It’s an admirable aim and one that Diabetes UK will pursue with its usual vigour and clarity. The idea of ensuring that people receive standard aspects of care that has been shown to make a difference, and raising their awareness of what they should receive would seem to be a logical step. It also made us think about how having a checklist sits alongside the personalised approach to health that is, happily, currently being recommended.
A closer look at the 15 measure checklist shows that it focuses most on the medical aspects of care, for example having measurements such as blood glucose, blood pressure and blood fat levels, weight, feet and eye checks. It also defines where specialist care is required, such as for children and young people and those who are pregnant.
These aspects are really important in diabetes care, and emphasis on them has driven up standards in recent years, so it is absolutely right for them to be included in the list. However, they all also imply a certain passivity – that someone else will weigh, measure, take your blood and deliver your baby, for example. There is rather less on the list about active involvement by the person in their own care, an approach known to to help people live successfully day to day with their condition. ‘Receiving care planning to give you an equal say about your individual needs’, ‘attending education courses to learn how to manage your diabetes yourself’, and ‘getting psychological and emotional support’ are all included in the list, and are important. But there is a massive amount of other evidence about the effects of people being more involved in consultations, and in decision making about their own needs. This leads to a greater satisfaction with consultations as well as effective self-management of the condition. Like some medical evidence about what works, this knowledge is not always translated into practice in consultations and so perhaps should also be included in a checklist for monitoring a service for diabetes?
So, we’ve come up with our own ‘supporting self care’ checklist – some ideas for aspects that could be used to measure the ‘way’ care is provided, to complement the ‘what’ of the items in the Diabetes UK checklist.
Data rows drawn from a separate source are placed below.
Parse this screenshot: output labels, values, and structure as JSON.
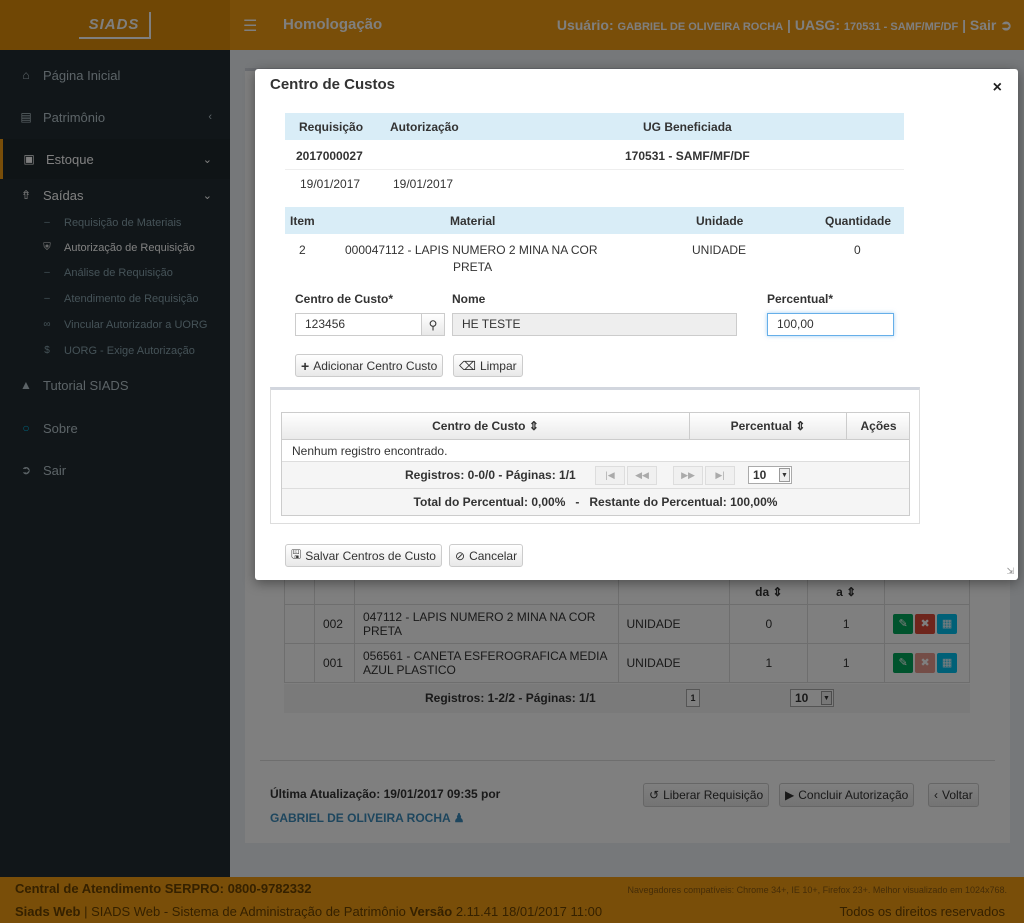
{
  "header": {
    "logo": "SIADS",
    "menu_icon": "hamburger-icon",
    "environment": "Homologação",
    "user_label": "Usuário:",
    "user_name": "GABRIEL DE OLIVEIRA ROCHA",
    "uasg_label": "UASG:",
    "uasg_value": "170531 - SAMF/MF/DF",
    "logout": "Sair"
  },
  "sidebar": {
    "items": [
      {
        "label": "Página Inicial",
        "icon": "home-icon"
      },
      {
        "label": "Patrimônio",
        "icon": "columns-icon"
      },
      {
        "label": "Estoque",
        "icon": "box-icon"
      },
      {
        "label": "Saídas",
        "icon": "upload-icon"
      },
      {
        "label": "Tutorial SIADS",
        "icon": "graduation-cap-icon"
      },
      {
        "label": "Sobre",
        "icon": "circle-icon"
      },
      {
        "label": "Sair",
        "icon": "sign-in-icon"
      }
    ],
    "subitems": [
      {
        "label": "Requisição de Materiais",
        "icon": "dash-icon"
      },
      {
        "label": "Autorização de Requisição",
        "icon": "shield-icon"
      },
      {
        "label": "Análise de Requisição",
        "icon": "dash-icon"
      },
      {
        "label": "Atendimento de Requisição",
        "icon": "dash-icon"
      },
      {
        "label": "Vincular Autorizador a UORG",
        "icon": "link-icon"
      },
      {
        "label": "UORG - Exige Autorização",
        "icon": "dollar-icon"
      }
    ]
  },
  "background": {
    "rows": [
      {
        "seq": "002",
        "material": "047112 - LAPIS NUMERO 2 MINA NA COR PRETA",
        "unidade": "UNIDADE",
        "qtd1": "0",
        "qtd2": "1"
      },
      {
        "seq": "001",
        "material": "056561 - CANETA ESFEROGRAFICA MEDIA AZUL PLASTICO",
        "unidade": "UNIDADE",
        "qtd1": "1",
        "qtd2": "1"
      }
    ],
    "col_da": "da",
    "col_a": "a",
    "registros": "Registros: 1-2/2 - Páginas: 1/1",
    "page": "1",
    "per_page": "10",
    "ultima_atualizacao": "Última Atualização: 19/01/2017 09:35 por",
    "ultima_user": "GABRIEL DE OLIVEIRA ROCHA",
    "btn_liberar": "Liberar Requisição",
    "btn_concluir": "Concluir Autorização",
    "btn_voltar": "Voltar"
  },
  "modal": {
    "title": "Centro de Custos",
    "close": "×",
    "req_headers": {
      "requisicao": "Requisição",
      "autorizacao": "Autorização",
      "ug": "UG Beneficiada"
    },
    "req": {
      "numero": "2017000027",
      "ug": "170531 - SAMF/MF/DF",
      "data_req": "19/01/2017",
      "data_aut": "19/01/2017"
    },
    "item_headers": {
      "item": "Item",
      "material": "Material",
      "unidade": "Unidade",
      "quantidade": "Quantidade"
    },
    "item": {
      "item": "2",
      "material_l1": "000047112 - LAPIS NUMERO 2 MINA NA COR",
      "material_l2": "PRETA",
      "unidade": "UNIDADE",
      "quantidade": "0"
    },
    "form": {
      "centro_label": "Centro de Custo*",
      "centro_value": "123456",
      "nome_label": "Nome",
      "nome_value": "HE TESTE",
      "perc_label": "Percentual*",
      "perc_value": "100,00"
    },
    "btn_adicionar": "Adicionar Centro Custo",
    "btn_limpar": "Limpar",
    "table": {
      "col_centro": "Centro de Custo",
      "col_percentual": "Percentual",
      "col_acoes": "Ações",
      "empty": "Nenhum registro encontrado.",
      "registros": "Registros: 0-0/0 - Páginas: 1/1",
      "per_page": "10",
      "total": "Total do Percentual: 0,00%   -   Restante do Percentual: 100,00%"
    },
    "btn_salvar": "Salvar Centros de Custo",
    "btn_cancelar": "Cancelar"
  },
  "footer": {
    "central": "Central de Atendimento SERPRO: 0800-9782332",
    "browsers": "Navegadores compatíveis: Chrome 34+, IE 10+, Firefox 23+. Melhor visualizado em 1024x768.",
    "app": "Siads Web",
    "app_desc": "| SIADS Web - Sistema de Administração de Patrimônio",
    "versao_label": "Versão",
    "versao": "2.11.41 18/01/2017 11:00",
    "direitos": "Todos os direitos reservados"
  }
}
Here are the ideas we had:
SD ‘Supporting Self Care’ Checklist
- You are given the chance to receive your test and investigation results in advance of the consultation where you discuss them
- You are invited in advance to think about what you most want to discuss in your consultation
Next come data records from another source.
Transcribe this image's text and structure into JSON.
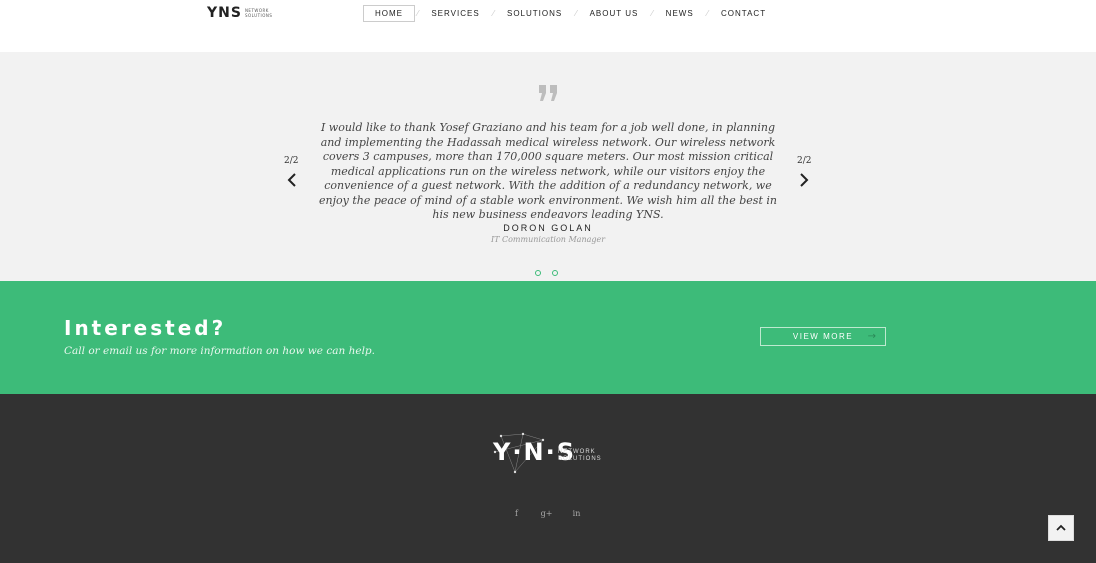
{
  "header": {
    "logo": {
      "mark": "YNS",
      "sub_line1": "NETWORK",
      "sub_line2": "SOLUTIONS"
    },
    "nav": [
      {
        "label": "HOME",
        "active": true
      },
      {
        "label": "SERVICES",
        "active": false
      },
      {
        "label": "SOLUTIONS",
        "active": false
      },
      {
        "label": "ABOUT US",
        "active": false
      },
      {
        "label": "NEWS",
        "active": false
      },
      {
        "label": "CONTACT",
        "active": false
      }
    ]
  },
  "testimonial": {
    "quote_icon": "quote-icon",
    "text": "I would like to thank Yosef Graziano and his team for a job well done, in planning and implementing the Hadassah medical wireless network. Our wireless network covers 3 campuses, more than 170,000 square meters. Our most mission critical medical applications run on the wireless network, while our visitors enjoy the convenience of a guest network. With the addition of a redundancy network, we enjoy the peace of mind of a stable work environment. We wish him all the best in his new business endeavors leading YNS.",
    "author": "DORON GOLAN",
    "role": "IT Communication Manager",
    "counter_left": "2/2",
    "counter_right": "2/2",
    "prev_icon": "chevron-left-icon",
    "next_icon": "chevron-right-icon",
    "slide_count": 2
  },
  "cta": {
    "title": "Interested?",
    "subtitle": "Call or email us for more information on how we can help.",
    "button_label": "VIEW MORE",
    "button_icon": "arrow-right-icon",
    "color": "#3dbb79"
  },
  "footer": {
    "logo": {
      "mark": "Y·N·S",
      "sub_line1": "NETWORK",
      "sub_line2": "SOLUTIONS"
    },
    "socials": [
      {
        "label": "f",
        "icon": "facebook-icon"
      },
      {
        "label": "g+",
        "icon": "google-plus-icon"
      },
      {
        "label": "in",
        "icon": "linkedin-icon"
      }
    ],
    "background": "#323232"
  },
  "scroll_top": {
    "icon": "chevron-up-icon"
  }
}
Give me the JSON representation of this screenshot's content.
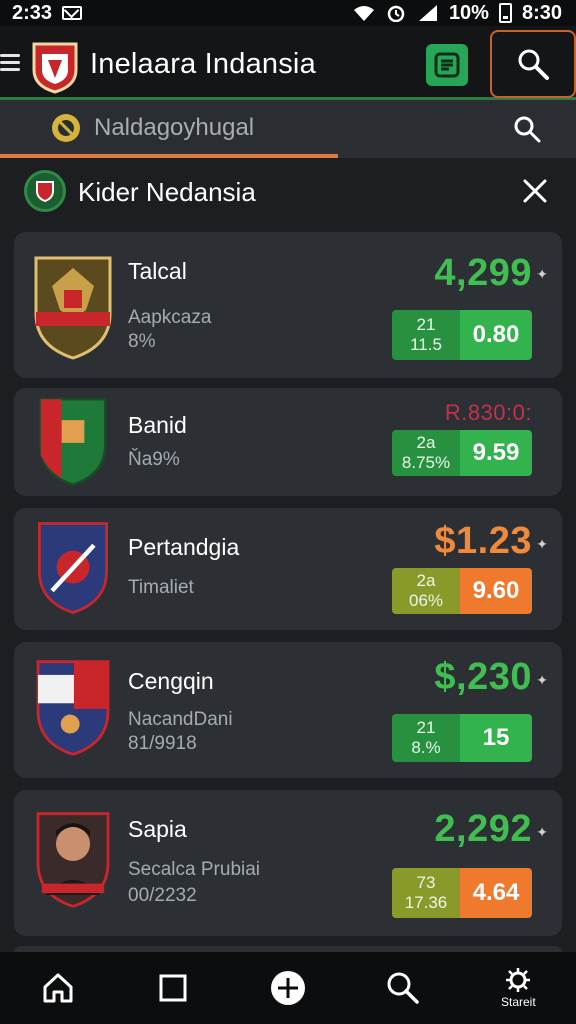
{
  "status_bar": {
    "time": "2:33",
    "battery": "10%",
    "clock": "8:30"
  },
  "header": {
    "title": "Inelaara Indansia"
  },
  "search": {
    "text": "Naldagoyhugal"
  },
  "filter": {
    "title": "Kider Nedansia"
  },
  "cards": [
    {
      "name": "Talcal",
      "sub1": "Aapkcaza",
      "sub2": "8%",
      "price": "4,299",
      "price_color": "#3fbf4f",
      "odds_left_top": "21",
      "odds_left_bottom": "11.5",
      "odds_right": "0.80",
      "odds_left_color": "#27913f",
      "odds_right_color": "#33b34e"
    },
    {
      "name": "Banid",
      "sub1": "Ňa9%",
      "sub2": "",
      "price": "R.830:0:",
      "price_color": "#c2334a",
      "odds_left_top": "2a",
      "odds_left_bottom": "8.75%",
      "odds_right": "9.59",
      "odds_left_color": "#27913f",
      "odds_right_color": "#33b34e"
    },
    {
      "name": "Pertandgia",
      "sub1": "Timaliet",
      "sub2": "",
      "price": "$1.23",
      "price_color": "#f08a3a",
      "odds_left_top": "2a",
      "odds_left_bottom": "06%",
      "odds_right": "9.60",
      "odds_left_color": "#8a9a2a",
      "odds_right_color": "#ef7a2e"
    },
    {
      "name": "Cengqin",
      "sub1": "NacandDani",
      "sub2": "81/9918",
      "price": "$,230",
      "price_color": "#3fbf4f",
      "odds_left_top": "21",
      "odds_left_bottom": "8.%",
      "odds_right": "15",
      "odds_left_color": "#27913f",
      "odds_right_color": "#33b34e"
    },
    {
      "name": "Sapia",
      "sub1": "Secalca Prubiai",
      "sub2": "00/2232",
      "price": "2,292",
      "price_color": "#3fbf4f",
      "odds_left_top": "73",
      "odds_left_bottom": "17.36",
      "odds_right": "4.64",
      "odds_left_color": "#8a9a2a",
      "odds_right_color": "#ef7a2e"
    }
  ],
  "nav": {
    "last_label": "Stareit"
  },
  "colors": {
    "accent_green": "#2f7d3c",
    "accent_orange": "#e07a3a",
    "background": "#1c1e21",
    "card": "#2c3035"
  }
}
- In the consultation, you are asked what you want to achieve in relation to your health
- You get the chance to ask questions at the beginning of, and throughout, your consultation
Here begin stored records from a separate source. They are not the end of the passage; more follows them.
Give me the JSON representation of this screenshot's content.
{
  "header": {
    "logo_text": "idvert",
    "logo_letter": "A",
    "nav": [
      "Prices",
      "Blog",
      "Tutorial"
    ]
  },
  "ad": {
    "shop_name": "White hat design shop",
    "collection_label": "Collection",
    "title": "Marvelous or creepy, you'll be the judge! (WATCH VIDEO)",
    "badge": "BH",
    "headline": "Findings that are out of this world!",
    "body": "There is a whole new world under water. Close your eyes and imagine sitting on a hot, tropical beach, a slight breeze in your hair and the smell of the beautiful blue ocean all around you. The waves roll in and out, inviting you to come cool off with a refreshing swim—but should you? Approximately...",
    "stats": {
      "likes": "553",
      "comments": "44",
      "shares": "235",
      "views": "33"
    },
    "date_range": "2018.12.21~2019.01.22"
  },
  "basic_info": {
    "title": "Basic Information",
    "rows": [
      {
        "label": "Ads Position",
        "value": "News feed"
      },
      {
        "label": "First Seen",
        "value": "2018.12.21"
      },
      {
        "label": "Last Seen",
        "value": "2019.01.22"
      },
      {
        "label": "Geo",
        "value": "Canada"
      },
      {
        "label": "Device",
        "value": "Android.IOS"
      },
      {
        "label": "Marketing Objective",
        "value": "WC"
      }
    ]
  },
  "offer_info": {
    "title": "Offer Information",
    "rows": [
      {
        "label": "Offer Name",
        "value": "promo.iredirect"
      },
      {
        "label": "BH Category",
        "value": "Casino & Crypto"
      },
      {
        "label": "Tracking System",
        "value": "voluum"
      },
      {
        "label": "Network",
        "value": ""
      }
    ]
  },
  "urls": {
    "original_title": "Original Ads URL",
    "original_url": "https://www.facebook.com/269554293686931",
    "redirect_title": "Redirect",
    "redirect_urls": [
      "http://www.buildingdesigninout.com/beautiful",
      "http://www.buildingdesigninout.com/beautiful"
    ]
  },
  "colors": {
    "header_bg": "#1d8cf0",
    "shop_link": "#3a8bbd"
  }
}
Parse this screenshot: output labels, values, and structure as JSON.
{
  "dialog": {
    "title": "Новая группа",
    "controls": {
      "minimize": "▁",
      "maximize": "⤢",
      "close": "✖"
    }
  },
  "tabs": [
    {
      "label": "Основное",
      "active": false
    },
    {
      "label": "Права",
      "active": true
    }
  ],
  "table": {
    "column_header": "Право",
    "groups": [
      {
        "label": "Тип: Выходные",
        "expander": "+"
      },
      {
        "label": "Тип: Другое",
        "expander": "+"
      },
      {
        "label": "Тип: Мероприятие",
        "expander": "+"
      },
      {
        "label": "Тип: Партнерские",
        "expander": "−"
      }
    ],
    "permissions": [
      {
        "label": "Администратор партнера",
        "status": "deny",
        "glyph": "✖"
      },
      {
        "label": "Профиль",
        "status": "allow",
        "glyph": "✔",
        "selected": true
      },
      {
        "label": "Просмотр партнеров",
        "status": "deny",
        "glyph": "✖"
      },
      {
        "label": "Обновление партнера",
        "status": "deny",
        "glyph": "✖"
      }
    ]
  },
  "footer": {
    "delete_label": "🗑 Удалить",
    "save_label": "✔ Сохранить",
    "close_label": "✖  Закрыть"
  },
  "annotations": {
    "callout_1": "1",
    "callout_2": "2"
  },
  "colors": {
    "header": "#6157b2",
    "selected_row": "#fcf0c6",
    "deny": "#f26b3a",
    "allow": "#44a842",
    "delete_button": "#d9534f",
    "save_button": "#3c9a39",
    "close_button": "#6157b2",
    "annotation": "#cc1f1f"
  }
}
- You are able to change your appointment easily if you are unable to attend
- You are asked if you would like a reminder to attend your appointment and the most convenient way to receive this
- Your thoughts and ideas about your treatment options are listened to and discussed
- You are asked about how you feel - emotionally as well as physically
- You are offered relevant information about what is available to help you, in a format that is useful to you
- At the end of a consultation you are clear about what you are going to do and what your health professional is going to do and when you will next be in touch with each other
- You are able to get in touch with your health professional easily and quickly between appointments
Let us know what you think of checklists in general – and what would you add to either of these checklists, from your experience?